Required work >>
All lines of the material should be given again exactly.

Start of Block

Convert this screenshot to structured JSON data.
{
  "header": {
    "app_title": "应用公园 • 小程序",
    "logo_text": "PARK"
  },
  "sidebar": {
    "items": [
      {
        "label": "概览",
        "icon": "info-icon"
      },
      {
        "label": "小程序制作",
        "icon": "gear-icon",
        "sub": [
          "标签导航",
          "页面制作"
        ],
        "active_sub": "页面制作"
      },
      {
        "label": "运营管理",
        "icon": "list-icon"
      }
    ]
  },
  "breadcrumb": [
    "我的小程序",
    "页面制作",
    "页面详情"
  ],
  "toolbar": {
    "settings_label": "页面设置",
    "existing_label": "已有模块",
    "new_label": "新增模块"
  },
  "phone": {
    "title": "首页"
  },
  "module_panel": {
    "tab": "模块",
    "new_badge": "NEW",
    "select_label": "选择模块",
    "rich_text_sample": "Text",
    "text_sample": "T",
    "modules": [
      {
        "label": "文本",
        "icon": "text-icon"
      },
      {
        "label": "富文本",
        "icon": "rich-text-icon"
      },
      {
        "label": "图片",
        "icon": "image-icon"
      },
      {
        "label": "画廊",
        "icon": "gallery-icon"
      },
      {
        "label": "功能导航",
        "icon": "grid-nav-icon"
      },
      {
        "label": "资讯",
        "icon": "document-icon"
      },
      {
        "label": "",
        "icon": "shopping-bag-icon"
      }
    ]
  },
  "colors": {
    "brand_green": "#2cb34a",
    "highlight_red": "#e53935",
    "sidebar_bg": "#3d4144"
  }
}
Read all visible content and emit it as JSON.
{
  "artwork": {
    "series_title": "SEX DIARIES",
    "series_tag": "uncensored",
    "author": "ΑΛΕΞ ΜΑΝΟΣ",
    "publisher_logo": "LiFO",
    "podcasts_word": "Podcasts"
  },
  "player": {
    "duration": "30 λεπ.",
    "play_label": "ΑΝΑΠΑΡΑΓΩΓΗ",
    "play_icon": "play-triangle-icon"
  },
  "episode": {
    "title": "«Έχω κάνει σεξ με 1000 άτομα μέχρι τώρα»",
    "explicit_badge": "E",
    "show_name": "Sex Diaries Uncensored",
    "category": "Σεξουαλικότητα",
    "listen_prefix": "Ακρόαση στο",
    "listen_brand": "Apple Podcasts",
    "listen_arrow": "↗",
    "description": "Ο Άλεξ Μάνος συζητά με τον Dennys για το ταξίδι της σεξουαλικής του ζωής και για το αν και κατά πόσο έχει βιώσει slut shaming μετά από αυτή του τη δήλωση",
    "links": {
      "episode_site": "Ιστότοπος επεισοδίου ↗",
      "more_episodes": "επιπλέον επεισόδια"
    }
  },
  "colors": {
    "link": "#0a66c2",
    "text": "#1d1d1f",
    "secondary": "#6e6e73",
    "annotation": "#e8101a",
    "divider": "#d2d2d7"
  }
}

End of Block

Answer box >>
Convert this screenshot to structured JSON data.
{
  "header": {
    "app_title": "应用公园 • 小程序",
    "logo_text": "PARK"
  },
  "sidebar": {
    "items": [
      {
        "label": "概览",
        "icon": "info-icon"
      },
      {
        "label": "小程序制作",
        "icon": "gear-icon",
        "sub": [
          "标签导航",
          "页面制作"
        ],
        "active_sub": "页面制作"
      },
      {
        "label": "运营管理",
        "icon": "list-icon"
      }
    ]
  },
  "breadcrumb": [
    "我的小程序",
    "页面制作",
    "页面详情"
  ],
  "toolbar": {
    "settings_label": "页面设置",
    "existing_label": "已有模块",
    "new_label": "新增模块"
  },
  "phone": {
    "title": "首页"
  },
  "module_panel": {
    "tab": "模块",
    "new_badge": "NEW",
    "select_label": "选择模块",
    "rich_text_sample": "Text",
    "text_sample": "T",
    "modules": [
      {
        "label": "文本",
        "icon": "text-icon"
      },
      {
        "label": "富文本",
        "icon": "rich-text-icon"
      },
      {
        "label": "图片",
        "icon": "image-icon"
      },
      {
        "label": "画廊",
        "icon": "gallery-icon"
      },
      {
        "label": "功能导航",
        "icon": "grid-nav-icon"
      },
      {
        "label": "资讯",
        "icon": "document-icon"
      },
      {
        "label": "",
        "icon": "shopping-bag-icon"
      }
    ]
  },
  "colors": {
    "brand_green": "#2cb34a",
    "highlight_red": "#e53935",
    "sidebar_bg": "#3d4144"
  }
}
Read all visible content and emit it as JSON.
{
  "artwork": {
    "series_title": "SEX DIARIES",
    "series_tag": "uncensored",
    "author": "ΑΛΕΞ ΜΑΝΟΣ",
    "publisher_logo": "LiFO",
    "podcasts_word": "Podcasts"
  },
  "player": {
    "duration": "30 λεπ.",
    "play_label": "ΑΝΑΠΑΡΑΓΩΓΗ",
    "play_icon": "play-triangle-icon"
  },
  "episode": {
    "title": "«Έχω κάνει σεξ με 1000 άτομα μέχρι τώρα»",
    "explicit_badge": "E",
    "show_name": "Sex Diaries Uncensored",
    "category": "Σεξουαλικότητα",
    "listen_prefix": "Ακρόαση στο",
    "listen_brand": "Apple Podcasts",
    "listen_arrow": "↗",
    "description": "Ο Άλεξ Μάνος συζητά με τον Dennys για το ταξίδι της σεξουαλικής του ζωής και για το αν και κατά πόσο έχει βιώσει slut shaming μετά από αυτή του τη δήλωση",
    "links": {
      "episode_site": "Ιστότοπος επεισοδίου ↗",
      "more_episodes": "επιπλέον επεισόδια"
    }
  },
  "colors": {
    "link": "#0a66c2",
    "text": "#1d1d1f",
    "secondary": "#6e6e73",
    "annotation": "#e8101a",
    "divider": "#d2d2d7"
  }
}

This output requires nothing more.